NEW YORK – A report examining the state of human rights of people of African descent in the United States was presented to the U.N. Human Rights Council today. The U.N. Working Group on the Rights of People of African Descent reported that, while the U.S. government has taken some steps to promote the rights of people of African descent, much more needs to be done to bring the U.S. into compliance with international treaty obligations. The international group of experts visited the United States last January at the invitation of the U.S. government, meeting with local, state and federal officials and human and civil rights groups including the American Civil Liberties Union and conducting a thorough examination of laws and policies and their impact on people of African descent.
According to the working group's report, "due partially to the legacy of slavery, racism and discrimination, African Americans have had economic, social and educational disadvantages, as well as challenges to the enjoyment of basic human rights." The report noted that people of African descent in the U.S. continue to face unequal access to quality education, electoral disenfranchisement and discrimination in the justice and legal systems, among other issues.
The ACLU called on the Obama administration to implement the working group's recommendations, including by reforming the existing U.S. Commission on Civil Rights into a civil and human rights commission that oversees compliance with human rights treaty obligations.

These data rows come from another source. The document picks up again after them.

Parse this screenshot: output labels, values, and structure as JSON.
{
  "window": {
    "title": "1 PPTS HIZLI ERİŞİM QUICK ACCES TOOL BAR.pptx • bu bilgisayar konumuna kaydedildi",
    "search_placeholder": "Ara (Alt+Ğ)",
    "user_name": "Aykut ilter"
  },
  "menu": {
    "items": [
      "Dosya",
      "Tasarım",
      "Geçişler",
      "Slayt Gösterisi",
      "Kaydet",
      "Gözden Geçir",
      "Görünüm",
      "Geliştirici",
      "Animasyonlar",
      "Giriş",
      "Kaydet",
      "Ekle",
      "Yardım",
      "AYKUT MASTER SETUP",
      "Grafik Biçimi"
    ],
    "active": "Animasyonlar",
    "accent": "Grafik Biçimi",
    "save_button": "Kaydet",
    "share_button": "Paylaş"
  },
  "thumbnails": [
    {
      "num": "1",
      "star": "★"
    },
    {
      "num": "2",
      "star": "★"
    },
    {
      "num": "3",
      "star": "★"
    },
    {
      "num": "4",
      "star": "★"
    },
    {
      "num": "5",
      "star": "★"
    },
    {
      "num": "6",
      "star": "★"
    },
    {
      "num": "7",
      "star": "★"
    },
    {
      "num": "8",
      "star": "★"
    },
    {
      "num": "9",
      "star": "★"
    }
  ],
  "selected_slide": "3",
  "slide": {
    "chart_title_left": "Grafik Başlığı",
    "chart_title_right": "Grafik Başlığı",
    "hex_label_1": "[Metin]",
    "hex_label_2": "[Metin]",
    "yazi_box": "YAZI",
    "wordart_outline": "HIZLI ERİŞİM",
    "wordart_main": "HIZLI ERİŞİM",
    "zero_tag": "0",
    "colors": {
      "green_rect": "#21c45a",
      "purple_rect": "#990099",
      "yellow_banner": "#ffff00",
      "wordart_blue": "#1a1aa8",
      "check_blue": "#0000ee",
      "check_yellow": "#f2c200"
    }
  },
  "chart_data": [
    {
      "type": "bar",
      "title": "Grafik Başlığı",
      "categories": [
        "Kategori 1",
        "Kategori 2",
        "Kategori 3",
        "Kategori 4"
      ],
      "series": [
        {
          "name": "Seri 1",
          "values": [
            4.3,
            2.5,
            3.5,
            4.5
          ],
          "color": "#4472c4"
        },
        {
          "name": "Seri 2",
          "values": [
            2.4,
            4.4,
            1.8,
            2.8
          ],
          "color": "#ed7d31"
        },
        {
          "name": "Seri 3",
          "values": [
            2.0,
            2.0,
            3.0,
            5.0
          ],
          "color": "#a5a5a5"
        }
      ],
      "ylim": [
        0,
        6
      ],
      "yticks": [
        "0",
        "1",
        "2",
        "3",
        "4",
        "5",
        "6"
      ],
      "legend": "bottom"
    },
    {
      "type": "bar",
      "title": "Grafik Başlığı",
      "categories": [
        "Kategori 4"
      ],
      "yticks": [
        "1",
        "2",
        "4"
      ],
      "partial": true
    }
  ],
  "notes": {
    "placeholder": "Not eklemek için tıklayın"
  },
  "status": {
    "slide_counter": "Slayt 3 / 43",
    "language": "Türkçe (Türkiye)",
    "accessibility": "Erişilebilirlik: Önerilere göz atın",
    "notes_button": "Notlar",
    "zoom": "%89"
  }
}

The following can be attributed to Laura W. Murphy, Director of the ACLU Washington Legislative Office:
"This report serves as both a marker of our achievements and a reminder of our failures when it comes to protecting the rights of people of African descent. In order to lead by example, it is imperative that the U.S. establish monitoring mechanisms to uphold civil and human rights in the U.S. The Obama administration should work with Congress to reform the existing U.S. Commission on Civil Rights to include a mandate to monitor our human rights treaty obligations."
The following can be attributed to Chandra Bhatnagar, staff attorney with the ACLU Human Rights Program:
"As the working group report shows, there are still many obstacles to equality facing people, and especially children, of African descent in the United States. The U.S. government should take heed of the group's important recommendations and bring the U.S. into compliance with our international treaty obligations, including taking steps to outlaw racial discrimination and protect the rights of children."
The working group report is available online at: www2.ohchr.org/english/issues/racism/groups/african/docs/A-HRC-15-18.pdf